The lower tier shows the famous "Adoration of the Lamb," in a long panel extending the length from the Virgin to the Baptist above.
Standing on an altar in a green meadow, is the Lamb of God, whose Blood is being collected in a golden chalice.
The dove of the Holy Spirit hovers above in a radiant cloud.
Two angels incense the altar from the front, while others at the side hold instruments of the Passion: the Cross, Pillar, Nails, Lance, Crown of Thorns, by which the sacrifical victory was won.
A fountain, representing the Water of Life flowing from the Lamb, is pictured in the bottom center.
Four groups of saints surround the altar, facing the Lamb in adoration:
- Bishops, Cardinals, and Confessors [in the upper left] in blue robes, miters and galeros, holding crosiers and palm branches.
- Virgins and Virgin/Martyrs [ in the upper right], wearing fine robes and cloaks, holding palm branches.
- In the left foreground are seen Old Testament figures and secular non-believers, including Virgil wearing a crown of laurel.
- The right foreground shows the Aposltes, dressed as bishops.
Thomas Hoving, in his Greatest Works of Art of Western Civilization, commented:
The painting is renowned for how every detail is brilliantly rendered.
The realism of this work is literally breathtaking and there is simply no other work in existence that can come near to the intense concentration of the utter reality of everything in the picture, but especially of the details.
Everything seems to have been (and perhaps was) painted with a single-hair brush.
To the left of this central panorama are two smaller panels, one showing the Just Judges; the other, Crusaders on horseback.
The first panel and the panel of Saint John the Baptist were stolen in 1934.
The latter was returned by the thief, but the former (the Just Judges) is still missing; it has been replaced by a replica by Belgian art restorer Jef Van der Veken.
To the right are panels showing Hermits (including Saint Mary Magdalene) and Pilgrims (including Saint Christopher).
When closed, the back sides of the panels have three tiers.
The upper tier show in Romanesque arches, the prophets Zachary and Micah to the outside, and the Sibyls (prophetesses) from Erythraea and Cumae in the center, representing Asia and Europe, respectively.
The middle tier has two tall, narrow center panels, showing simply some of the architecture of the room, while the larger outer panels depict the Annunciation scene.
The Archangel Gabriel appears to the left, winged and robed in white, holding a lily plant.
The Virgin kneels in the right-most panel, arms crossed over her chest, the Holy Spirit hovering above her as a dove.
Her response to God, via the Archangel, is Ecce ancilla Domini, "Behold the handmaid of the Lord," written backwards as if to be read by God, not by man.
The lower panel is divided into four equal spaces, the inner two showing Saint John the Baptist (holding a lamb) and Saint John the Evangelist (holding a chalice).
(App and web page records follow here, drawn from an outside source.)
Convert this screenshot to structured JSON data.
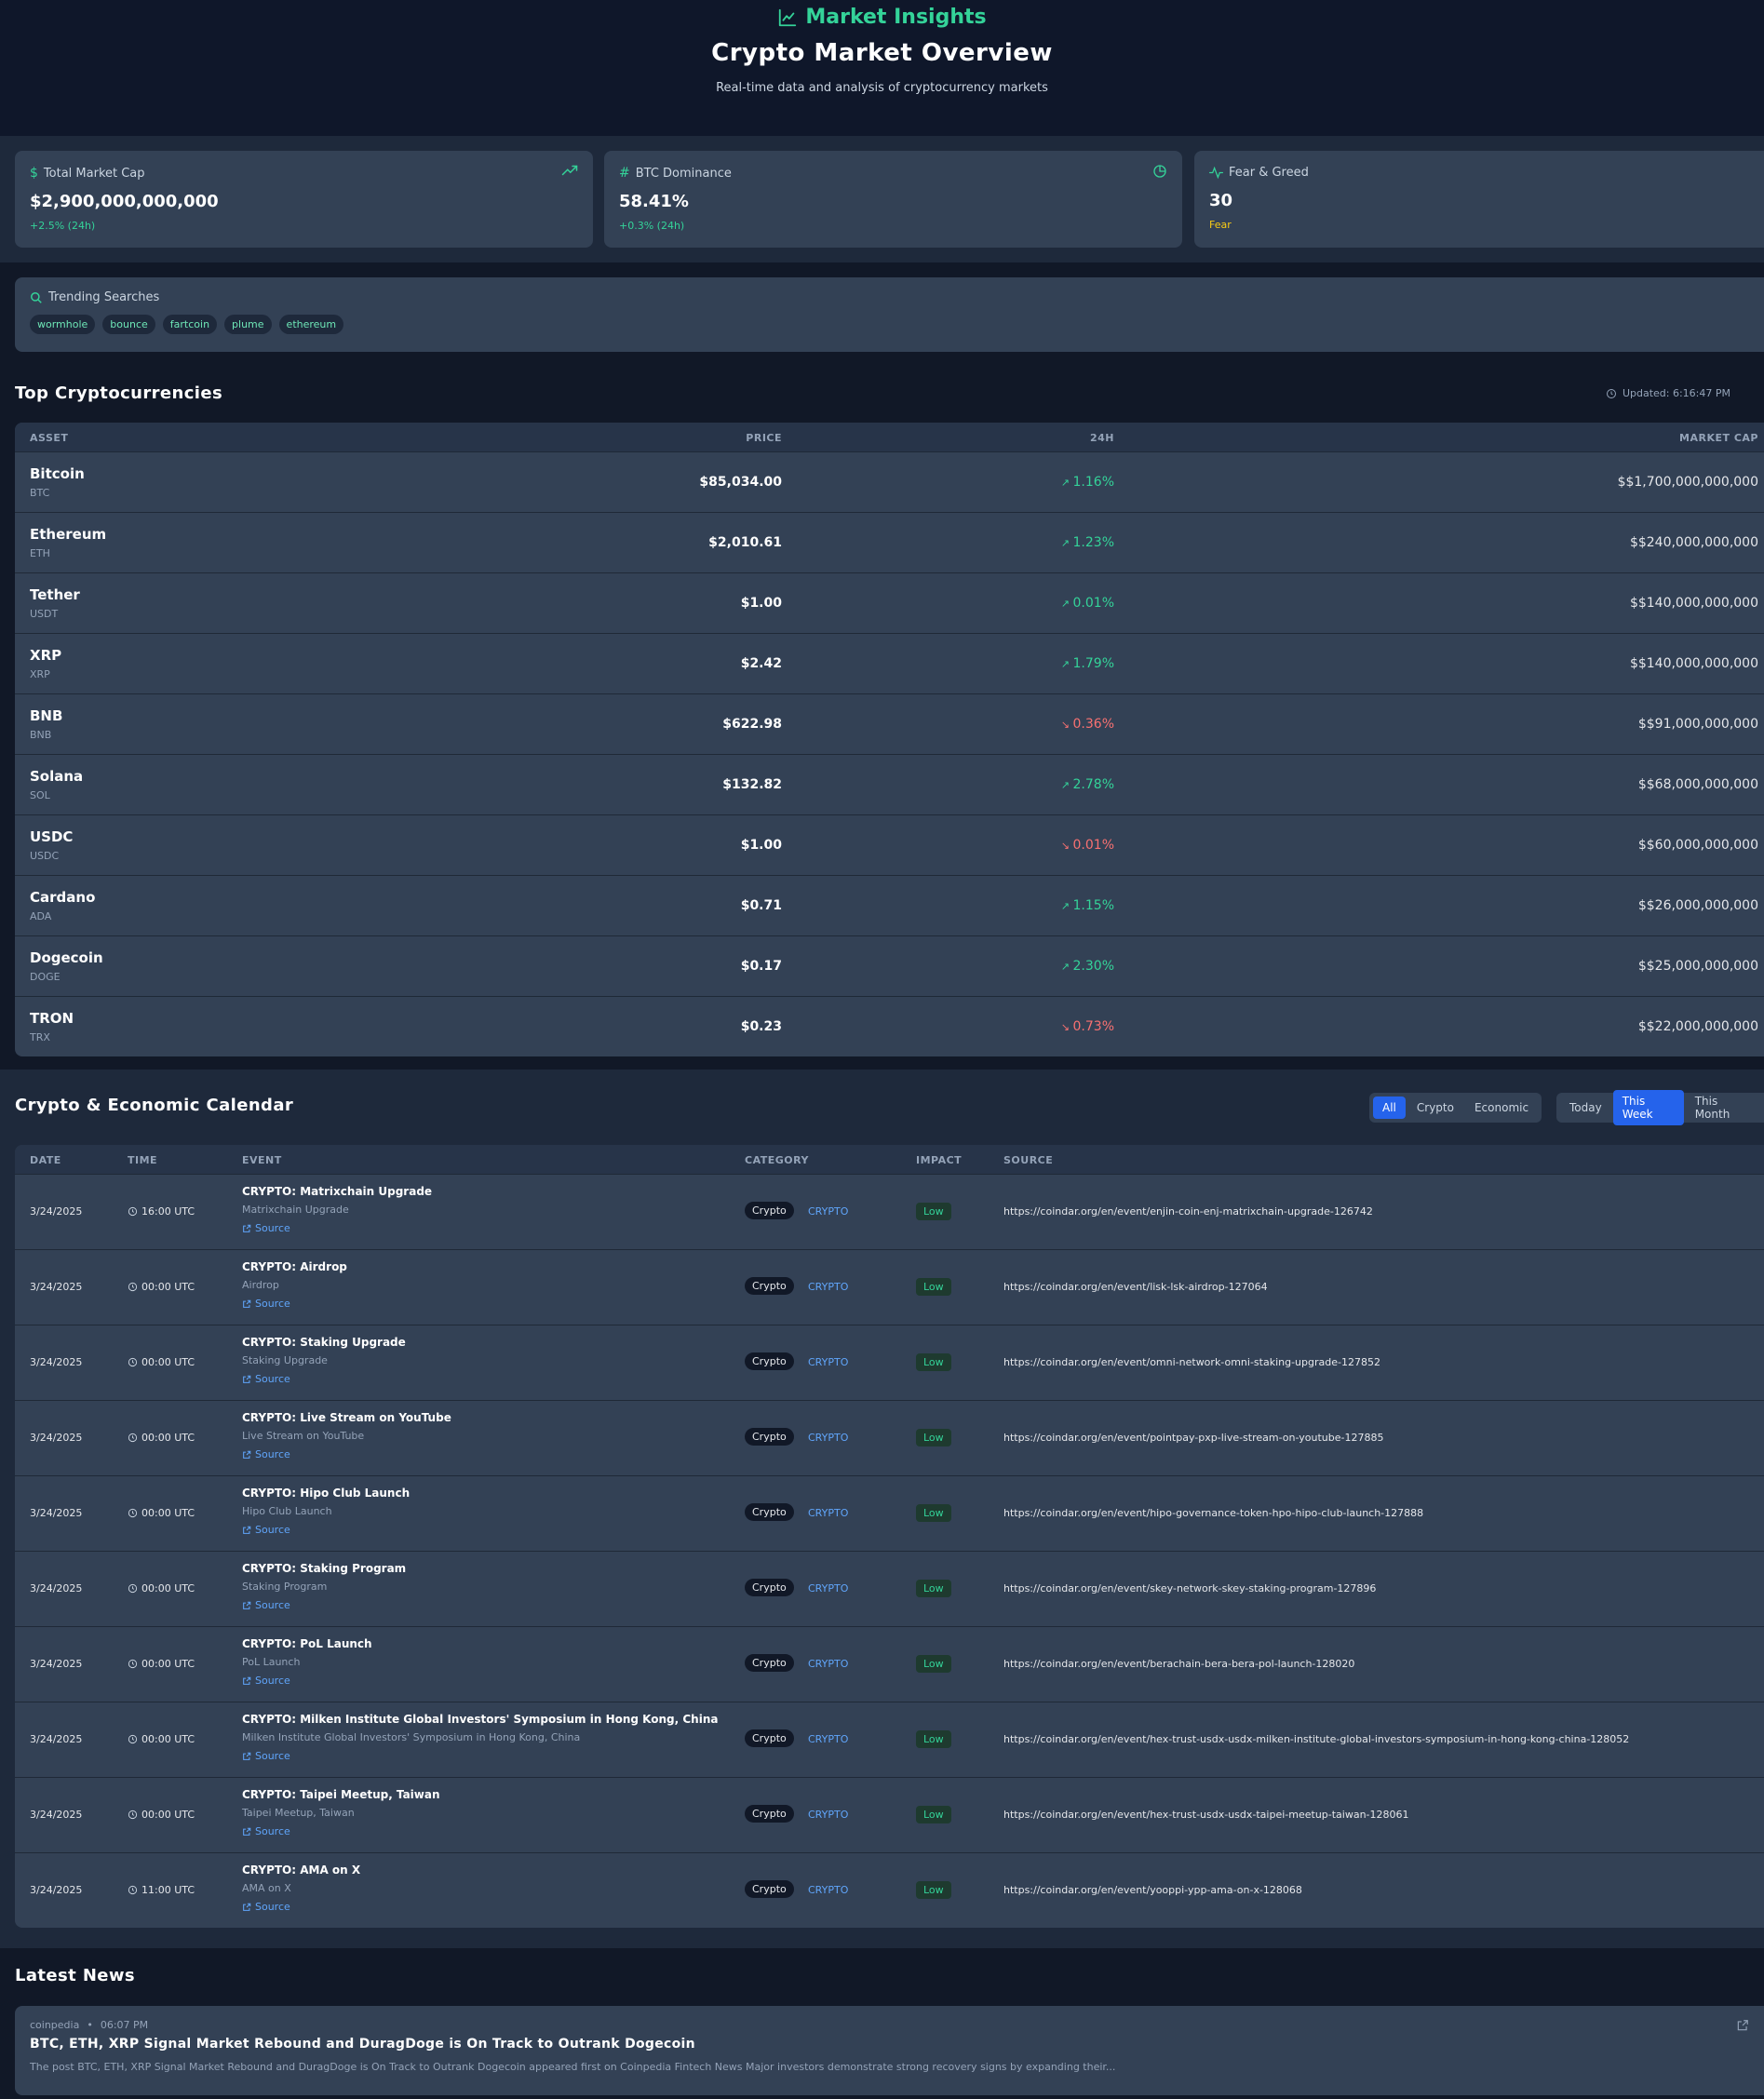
{
  "header": {
    "brand": "Market Insights",
    "title": "Crypto Market Overview",
    "subtitle": "Real-time data and analysis of cryptocurrency markets"
  },
  "stats": [
    {
      "label": "Total Market Cap",
      "value": "$2,900,000,000,000",
      "change": "+2.5% (24h)"
    },
    {
      "label": "BTC Dominance",
      "value": "58.41%",
      "change": "+0.3% (24h)"
    },
    {
      "label": "Fear & Greed",
      "value": "30",
      "change": "Fear"
    }
  ],
  "trending": {
    "label": "Trending Searches",
    "tags": [
      "wormhole",
      "bounce",
      "fartcoin",
      "plume",
      "ethereum"
    ]
  },
  "top_crypto": {
    "title": "Top Cryptocurrencies",
    "updated": "Updated: 6:16:47 PM",
    "headers": {
      "asset": "ASSET",
      "price": "PRICE",
      "change": "24H",
      "cap": "MARKET CAP"
    },
    "rows": [
      {
        "name": "Bitcoin",
        "symbol": "BTC",
        "price": "$85,034.00",
        "change": "1.16%",
        "direction": "up",
        "cap": "$$1,700,000,000,000"
      },
      {
        "name": "Ethereum",
        "symbol": "ETH",
        "price": "$2,010.61",
        "change": "1.23%",
        "direction": "up",
        "cap": "$$240,000,000,000"
      },
      {
        "name": "Tether",
        "symbol": "USDT",
        "price": "$1.00",
        "change": "0.01%",
        "direction": "up",
        "cap": "$$140,000,000,000"
      },
      {
        "name": "XRP",
        "symbol": "XRP",
        "price": "$2.42",
        "change": "1.79%",
        "direction": "up",
        "cap": "$$140,000,000,000"
      },
      {
        "name": "BNB",
        "symbol": "BNB",
        "price": "$622.98",
        "change": "0.36%",
        "direction": "down",
        "cap": "$$91,000,000,000"
      },
      {
        "name": "Solana",
        "symbol": "SOL",
        "price": "$132.82",
        "change": "2.78%",
        "direction": "up",
        "cap": "$$68,000,000,000"
      },
      {
        "name": "USDC",
        "symbol": "USDC",
        "price": "$1.00",
        "change": "0.01%",
        "direction": "down",
        "cap": "$$60,000,000,000"
      },
      {
        "name": "Cardano",
        "symbol": "ADA",
        "price": "$0.71",
        "change": "1.15%",
        "direction": "up",
        "cap": "$$26,000,000,000"
      },
      {
        "name": "Dogecoin",
        "symbol": "DOGE",
        "price": "$0.17",
        "change": "2.30%",
        "direction": "up",
        "cap": "$$25,000,000,000"
      },
      {
        "name": "TRON",
        "symbol": "TRX",
        "price": "$0.23",
        "change": "0.73%",
        "direction": "down",
        "cap": "$$22,000,000,000"
      }
    ]
  },
  "calendar": {
    "title": "Crypto & Economic Calendar",
    "type_filters": [
      {
        "label": "All",
        "active": true
      },
      {
        "label": "Crypto",
        "active": false
      },
      {
        "label": "Economic",
        "active": false
      }
    ],
    "range_filters": [
      {
        "label": "Today",
        "active": false
      },
      {
        "label": "This Week",
        "active": true
      },
      {
        "label": "This Month",
        "active": false
      }
    ],
    "headers": {
      "date": "DATE",
      "time": "TIME",
      "event": "EVENT",
      "category": "CATEGORY",
      "impact": "IMPACT",
      "source": "SOURCE"
    },
    "source_label": "Source",
    "rows": [
      {
        "date": "3/24/2025",
        "time": "16:00 UTC",
        "title": "CRYPTO: Matrixchain Upgrade",
        "desc": "Matrixchain Upgrade",
        "category": "Crypto",
        "type": "CRYPTO",
        "impact": "Low",
        "url": "https://coindar.org/en/event/enjin-coin-enj-matrixchain-upgrade-126742"
      },
      {
        "date": "3/24/2025",
        "time": "00:00 UTC",
        "title": "CRYPTO: Airdrop",
        "desc": "Airdrop",
        "category": "Crypto",
        "type": "CRYPTO",
        "impact": "Low",
        "url": "https://coindar.org/en/event/lisk-lsk-airdrop-127064"
      },
      {
        "date": "3/24/2025",
        "time": "00:00 UTC",
        "title": "CRYPTO: Staking Upgrade",
        "desc": "Staking Upgrade",
        "category": "Crypto",
        "type": "CRYPTO",
        "impact": "Low",
        "url": "https://coindar.org/en/event/omni-network-omni-staking-upgrade-127852"
      },
      {
        "date": "3/24/2025",
        "time": "00:00 UTC",
        "title": "CRYPTO: Live Stream on YouTube",
        "desc": "Live Stream on YouTube",
        "category": "Crypto",
        "type": "CRYPTO",
        "impact": "Low",
        "url": "https://coindar.org/en/event/pointpay-pxp-live-stream-on-youtube-127885"
      },
      {
        "date": "3/24/2025",
        "time": "00:00 UTC",
        "title": "CRYPTO: Hipo Club Launch",
        "desc": "Hipo Club Launch",
        "category": "Crypto",
        "type": "CRYPTO",
        "impact": "Low",
        "url": "https://coindar.org/en/event/hipo-governance-token-hpo-hipo-club-launch-127888"
      },
      {
        "date": "3/24/2025",
        "time": "00:00 UTC",
        "title": "CRYPTO: Staking Program",
        "desc": "Staking Program",
        "category": "Crypto",
        "type": "CRYPTO",
        "impact": "Low",
        "url": "https://coindar.org/en/event/skey-network-skey-staking-program-127896"
      },
      {
        "date": "3/24/2025",
        "time": "00:00 UTC",
        "title": "CRYPTO: PoL Launch",
        "desc": "PoL Launch",
        "category": "Crypto",
        "type": "CRYPTO",
        "impact": "Low",
        "url": "https://coindar.org/en/event/berachain-bera-bera-pol-launch-128020"
      },
      {
        "date": "3/24/2025",
        "time": "00:00 UTC",
        "title": "CRYPTO: Milken Institute Global Investors' Symposium in Hong Kong, China",
        "desc": "Milken Institute Global Investors' Symposium in Hong Kong, China",
        "category": "Crypto",
        "type": "CRYPTO",
        "impact": "Low",
        "url": "https://coindar.org/en/event/hex-trust-usdx-usdx-milken-institute-global-investors-symposium-in-hong-kong-china-128052"
      },
      {
        "date": "3/24/2025",
        "time": "00:00 UTC",
        "title": "CRYPTO: Taipei Meetup, Taiwan",
        "desc": "Taipei Meetup, Taiwan",
        "category": "Crypto",
        "type": "CRYPTO",
        "impact": "Low",
        "url": "https://coindar.org/en/event/hex-trust-usdx-usdx-taipei-meetup-taiwan-128061"
      },
      {
        "date": "3/24/2025",
        "time": "11:00 UTC",
        "title": "CRYPTO: AMA on X",
        "desc": "AMA on X",
        "category": "Crypto",
        "type": "CRYPTO",
        "impact": "Low",
        "url": "https://coindar.org/en/event/yooppi-ypp-ama-on-x-128068"
      }
    ]
  },
  "news": {
    "title": "Latest News",
    "items": [
      {
        "source": "coinpedia",
        "time": "06:07 PM",
        "headline": "BTC, ETH, XRP Signal Market Rebound and DuragDoge is On Track to Outrank Dogecoin",
        "excerpt": "The post BTC, ETH, XRP Signal Market Rebound and DuragDoge is On Track to Outrank Dogecoin appeared first on Coinpedia Fintech News Major investors demonstrate strong recovery signs by expanding their..."
      }
    ]
  },
  "colors": {
    "accent": "#34d399",
    "negative": "#f87171",
    "link": "#60a5fa",
    "active": "#2563eb"
  }
}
The former is the patron of the cathedral of Ghent; the latter is the author of the Book of Revelation, wherein is found the inspiration for the main panel on the reverse, the Adoration of the Lamb.
These two are painted as if statues, standing in gothic-arched niches.
To the outside kneel the donor, Jodocus Vijd, and his wife, Isabel Borluut.
There seems to have been an ornate wooden frame, carved to mimic the painted tracery of the panels.
This was destroyed during the Reformation.
It may have included a gear mechanism for opening and closing the panels and may even have played music.
In World War II, Hitler seized this altarpiece and stored at in Neuchwanstein Castle in Bavaria and later in a salt mine.
An allied group called the Monuments, Fine Arts and Archives Program recovered the painting.
The story is told in the 2014 movie, "The Monuments Men," starring George Clooney, Matt Damon, Bill Murray, John Goodman, and Cate Blanchett.
Article written 22 March 2016